If you've ever wondered what you'd eat in the wake of a global catastrophe (what, you're not actively planning for the zombie apocalypse?), we now have a pretty good idea of what it would be — one backed by a little more research than your standard disaster film. In their new book, Feeding Everyone No Matter What, authors David Denkenberger, PhD, and Joshua Pearce, PhD, both engineers and researchers, sink their teeth into the question of doomsday food security. Their forecast for the fate of humanity, it turns out, is pretty sunny. (Even in the event that there is no actual sunshine.)
Drs. Denkenberger and Pearce consider eight different catastrophes: five that would destroy crops (sudden climate change, super-bacteria, super-pests, super-pathogens, and super-weeds) and three that would eliminate sunlight (asteroid/comet collision with Earth, nuclear winter, and super-volcano eruption). They came up with two solutions beyond the usual "stockpile canned food!" directive issued by emergency-preparedness agencies. In the press release for the book, Dr. Pearce explains: "We can convert existing fossil fuels to food by growing bacteria on top of [them]. Then, either eat the bacterial slime or feed it to rats and bugs and then eat them." Or, he says, we could feed rotting plant fiber to animals such as insects, rats, chickens, deer, and cows to nourish them before we eat them, or grow mushrooms on said plant fiber and eat the 'shrooms. Delish.

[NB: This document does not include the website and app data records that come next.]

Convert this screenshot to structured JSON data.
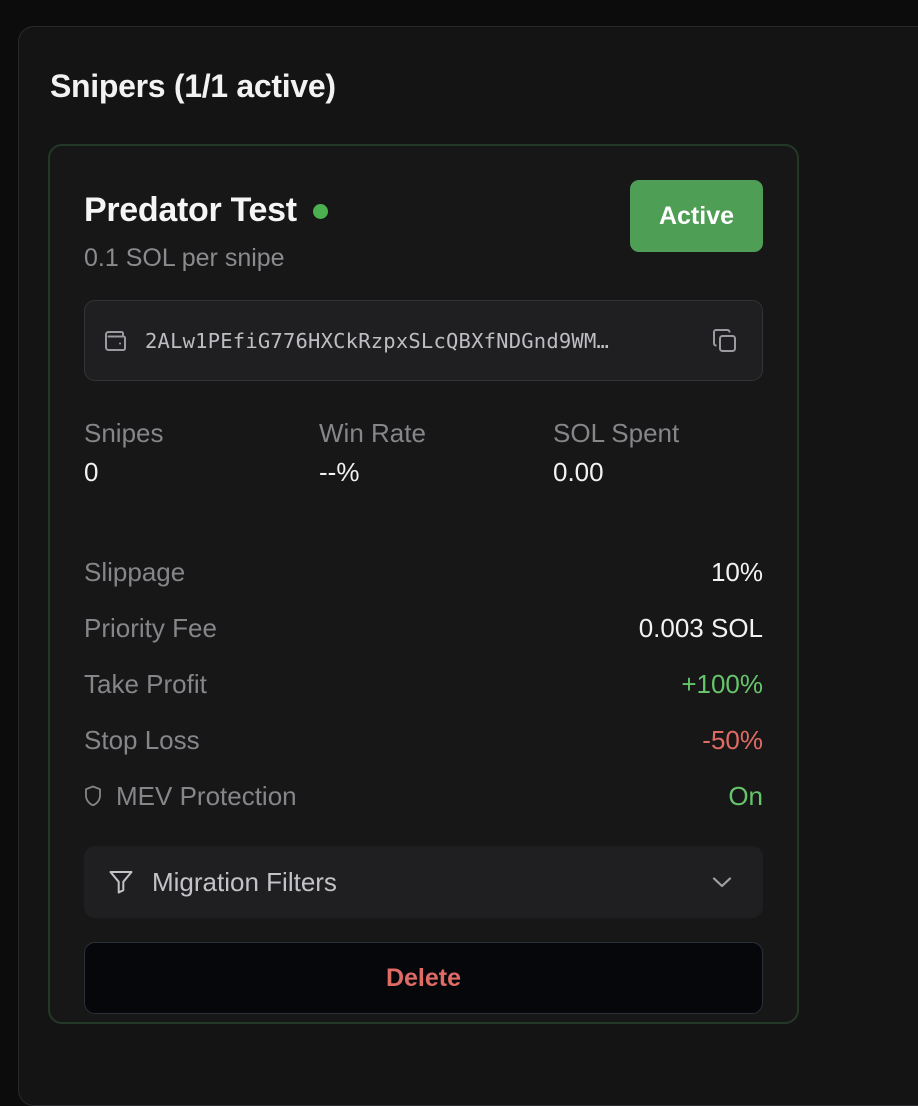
{
  "panel": {
    "title": "Snipers (1/1 active)"
  },
  "sniper": {
    "name": "Predator Test",
    "subtitle": "0.1 SOL per snipe",
    "status_button": "Active",
    "wallet_address": "2ALw1PEfiG776HXCkRzpxSLcQBXfNDGnd9WM…",
    "stats": [
      {
        "label": "Snipes",
        "value": "0"
      },
      {
        "label": "Win Rate",
        "value": "--%"
      },
      {
        "label": "SOL Spent",
        "value": "0.00"
      }
    ],
    "settings": [
      {
        "label": "Slippage",
        "value": "10%",
        "color": "#f2f2f3"
      },
      {
        "label": "Priority Fee",
        "value": "0.003 SOL",
        "color": "#f2f2f3"
      },
      {
        "label": "Take Profit",
        "value": "+100%",
        "color": "#66c46b"
      },
      {
        "label": "Stop Loss",
        "value": "-50%",
        "color": "#e06a64"
      },
      {
        "label": "MEV Protection",
        "value": "On",
        "color": "#66c46b",
        "icon": "shield-icon"
      }
    ],
    "filters_label": "Migration Filters",
    "delete_label": "Delete"
  },
  "colors": {
    "accent_green": "#4f9e56",
    "status_dot": "#4caf50",
    "positive": "#66c46b",
    "negative": "#e06a64"
  }
}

The authors predict that by using these techniques, we'd be able to feed the world for about five years — ostensibly enough time for the planet/climate to normalize and allow for a return to a functioning agricultural system. Dr. Pearce adds that this dystopian-future diet needn't be all bugs and fungi: "We could extract sugar from the bacterial slime and carbonate it for soda pop," he posits. "We'd still have food scientists, too, who could make almost anything taste like bacon or tofurkey. It wouldn't be so bad." So, here's hoping a hypothetical comet (or lava flow or zombie horde) spares the world's population of food scientists when it strikes.